Work item:
Your answer should consist of the lines below that hold the word "Training".
### Material provided
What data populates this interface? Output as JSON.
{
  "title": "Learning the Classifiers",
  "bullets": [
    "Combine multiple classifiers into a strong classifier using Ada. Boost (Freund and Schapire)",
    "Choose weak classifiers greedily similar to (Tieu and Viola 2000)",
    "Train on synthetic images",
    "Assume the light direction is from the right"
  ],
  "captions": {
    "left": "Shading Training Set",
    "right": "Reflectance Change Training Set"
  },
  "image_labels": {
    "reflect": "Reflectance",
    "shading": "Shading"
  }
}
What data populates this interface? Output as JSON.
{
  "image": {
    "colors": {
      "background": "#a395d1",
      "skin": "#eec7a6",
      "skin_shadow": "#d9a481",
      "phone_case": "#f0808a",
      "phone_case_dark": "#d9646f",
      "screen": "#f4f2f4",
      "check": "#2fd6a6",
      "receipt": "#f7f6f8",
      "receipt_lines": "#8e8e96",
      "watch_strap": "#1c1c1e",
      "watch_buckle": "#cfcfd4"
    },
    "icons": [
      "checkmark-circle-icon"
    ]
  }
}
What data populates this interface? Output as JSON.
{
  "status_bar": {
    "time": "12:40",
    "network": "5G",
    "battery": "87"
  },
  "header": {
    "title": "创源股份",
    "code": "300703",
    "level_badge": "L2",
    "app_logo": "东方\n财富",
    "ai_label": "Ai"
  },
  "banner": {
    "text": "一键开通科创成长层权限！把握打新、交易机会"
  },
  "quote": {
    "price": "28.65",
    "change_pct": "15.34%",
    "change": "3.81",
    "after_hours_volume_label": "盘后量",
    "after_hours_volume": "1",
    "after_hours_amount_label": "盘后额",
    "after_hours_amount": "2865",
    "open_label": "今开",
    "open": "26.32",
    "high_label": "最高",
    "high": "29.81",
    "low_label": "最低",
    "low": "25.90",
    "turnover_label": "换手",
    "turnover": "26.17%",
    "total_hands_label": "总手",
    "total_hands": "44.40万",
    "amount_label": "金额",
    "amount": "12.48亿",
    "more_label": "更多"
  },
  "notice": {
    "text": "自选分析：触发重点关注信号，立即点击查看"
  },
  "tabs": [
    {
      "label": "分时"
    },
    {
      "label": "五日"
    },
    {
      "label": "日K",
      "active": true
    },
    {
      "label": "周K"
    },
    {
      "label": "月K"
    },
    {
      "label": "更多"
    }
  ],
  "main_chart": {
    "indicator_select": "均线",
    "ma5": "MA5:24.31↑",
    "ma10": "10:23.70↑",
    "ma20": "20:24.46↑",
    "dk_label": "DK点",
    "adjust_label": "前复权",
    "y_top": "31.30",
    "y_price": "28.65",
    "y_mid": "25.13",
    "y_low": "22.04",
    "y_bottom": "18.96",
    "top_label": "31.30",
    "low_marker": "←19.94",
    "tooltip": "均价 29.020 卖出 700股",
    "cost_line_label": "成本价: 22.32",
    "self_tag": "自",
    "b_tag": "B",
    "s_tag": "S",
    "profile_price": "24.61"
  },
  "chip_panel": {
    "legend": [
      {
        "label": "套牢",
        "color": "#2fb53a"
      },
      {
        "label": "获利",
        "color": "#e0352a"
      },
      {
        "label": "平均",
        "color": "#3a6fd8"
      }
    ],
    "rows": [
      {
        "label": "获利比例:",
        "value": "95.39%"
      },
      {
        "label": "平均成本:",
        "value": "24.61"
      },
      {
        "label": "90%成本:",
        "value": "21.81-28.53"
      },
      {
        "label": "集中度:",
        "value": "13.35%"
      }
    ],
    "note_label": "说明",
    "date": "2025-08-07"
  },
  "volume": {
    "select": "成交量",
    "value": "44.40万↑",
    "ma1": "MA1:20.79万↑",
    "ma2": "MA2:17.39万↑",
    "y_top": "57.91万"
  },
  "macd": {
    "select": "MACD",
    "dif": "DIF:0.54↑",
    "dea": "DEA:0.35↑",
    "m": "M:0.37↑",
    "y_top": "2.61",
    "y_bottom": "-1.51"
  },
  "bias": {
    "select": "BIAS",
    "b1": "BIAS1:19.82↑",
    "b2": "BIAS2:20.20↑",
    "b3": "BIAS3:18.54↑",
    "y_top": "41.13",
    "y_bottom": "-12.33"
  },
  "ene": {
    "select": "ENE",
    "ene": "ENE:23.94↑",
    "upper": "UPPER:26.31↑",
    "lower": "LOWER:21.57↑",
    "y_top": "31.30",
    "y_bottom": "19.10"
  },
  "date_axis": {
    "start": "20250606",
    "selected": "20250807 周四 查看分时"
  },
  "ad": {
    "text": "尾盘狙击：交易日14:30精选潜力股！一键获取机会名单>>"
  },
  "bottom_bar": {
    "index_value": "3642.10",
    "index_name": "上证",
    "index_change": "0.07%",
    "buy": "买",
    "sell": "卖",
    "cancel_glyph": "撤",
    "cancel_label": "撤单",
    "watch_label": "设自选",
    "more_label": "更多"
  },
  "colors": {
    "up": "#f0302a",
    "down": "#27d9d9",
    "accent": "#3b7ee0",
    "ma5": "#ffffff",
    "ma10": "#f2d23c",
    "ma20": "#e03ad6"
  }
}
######
Task solution:
    "left": "Shading Training Set",
    "right": "Reflectance Change Training Set"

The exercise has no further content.